Now that the ducks are of age, production is in full swing. Risser said the company’s ducks lay an egg every 24 to 36 hours, and it already has sold roughly 50,000 eggs in 2017.
Duck Duck eggs are available at Ellwood Thompson’s and Tom Leonard’s, and through local distributor Loving’s Produce Company. Risser said last week the company closed a deal to sell eggs in all of Harris Teeter’s 240 locations along the East Coast.
With four-pack cartons starting at $3, Risser said the firm plans to continue targeting higher-end grocery chains.
“We’d love to get into places like Whole Foods, Wegmans or Publix,” Risser said. “There’s no one else going after the duck egg market commercially; no one’s selling duck eggs at this level.”
The eggs are comparable in size to a chicken egg, and Duck Duck does not bleach the shells, leaving them in their natural white, brown or sometimes spotted green or blue color.
Risser said duck eggs can be used like chicken eggs, but stand out in one way: “Duck eggs are much better in baked goods. They’re more nutrient-dense and richer in flavor.”
Duck Duck Eggs is privately held by the Rissers. Kort previously worked at a local country club after getting a degree in biochemistry from VCU. Kolt still works full-time at Capital One.
They employ one full-time farm attendant who collects the eggs, which are cleaned and packaged at the Sandston facility.

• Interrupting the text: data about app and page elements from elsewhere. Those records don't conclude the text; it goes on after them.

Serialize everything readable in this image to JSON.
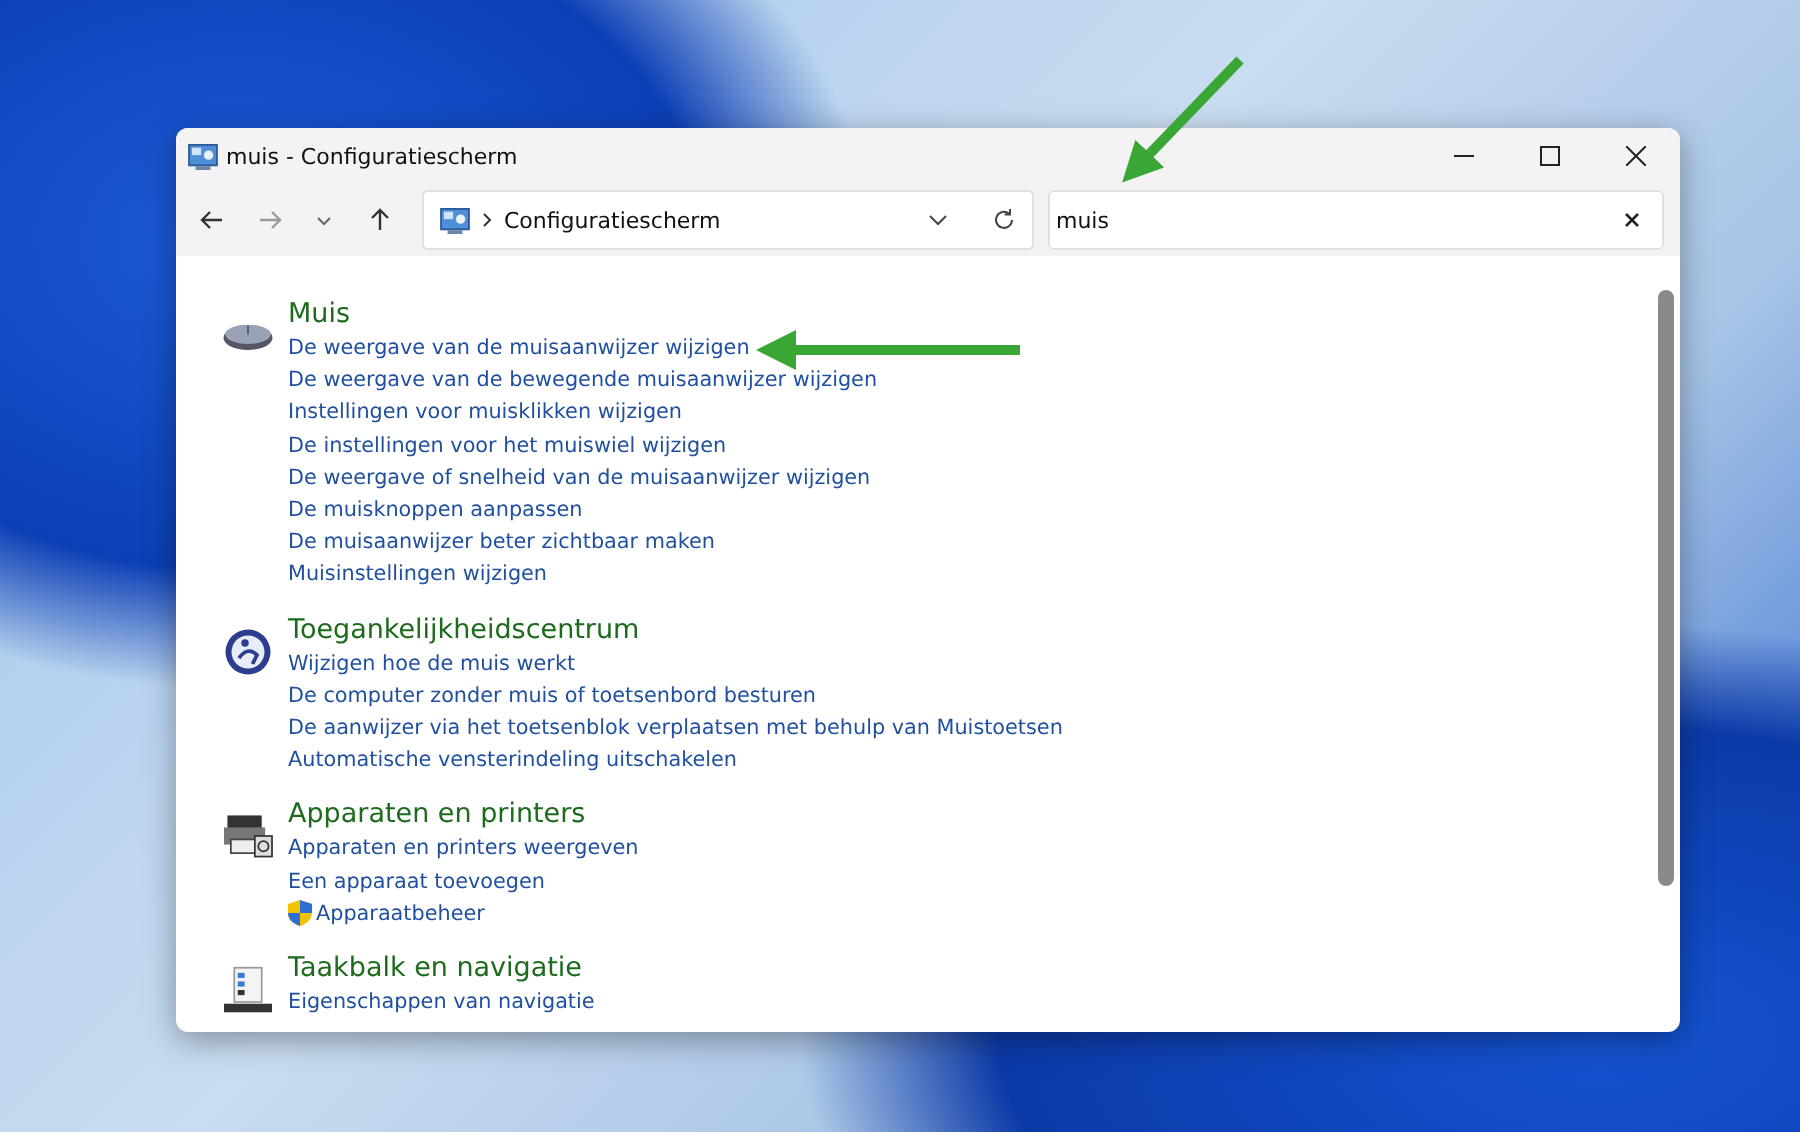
{
  "window": {
    "title": "muis - Configuratiescherm"
  },
  "address_bar": {
    "location": "Configuratiescherm"
  },
  "search": {
    "value": "muis"
  },
  "sections": [
    {
      "kind": "mouse",
      "title": "Muis",
      "links": [
        {
          "label": "De weergave van de muisaanwijzer wijzigen",
          "shield": false
        },
        {
          "label": "De weergave van de bewegende muisaanwijzer wijzigen",
          "shield": false
        },
        {
          "label": "Instellingen voor muisklikken wijzigen",
          "shield": false
        },
        {
          "label": "De instellingen voor het muiswiel wijzigen",
          "shield": false
        },
        {
          "label": "De weergave of snelheid van de muisaanwijzer wijzigen",
          "shield": false
        },
        {
          "label": "De muisknoppen aanpassen",
          "shield": false
        },
        {
          "label": "De muisaanwijzer beter zichtbaar maken",
          "shield": false
        },
        {
          "label": "Muisinstellingen wijzigen",
          "shield": false
        }
      ]
    },
    {
      "kind": "accessibility",
      "title": "Toegankelijkheidscentrum",
      "links": [
        {
          "label": "Wijzigen hoe de muis werkt",
          "shield": false
        },
        {
          "label": "De computer zonder muis of toetsenbord besturen",
          "shield": false
        },
        {
          "label": "De aanwijzer via het toetsenblok verplaatsen met behulp van Muistoetsen",
          "shield": false
        },
        {
          "label": "Automatische vensterindeling uitschakelen",
          "shield": false
        }
      ]
    },
    {
      "kind": "printer",
      "title": "Apparaten en printers",
      "links": [
        {
          "label": "Apparaten en printers weergeven",
          "shield": false
        },
        {
          "label": "Een apparaat toevoegen",
          "shield": false
        },
        {
          "label": "Apparaatbeheer",
          "shield": true
        }
      ]
    },
    {
      "kind": "taskbar",
      "title": "Taakbalk en navigatie",
      "links": [
        {
          "label": "Eigenschappen van navigatie",
          "shield": false
        }
      ]
    }
  ]
}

Risser did not disclose how much the family invested in the business.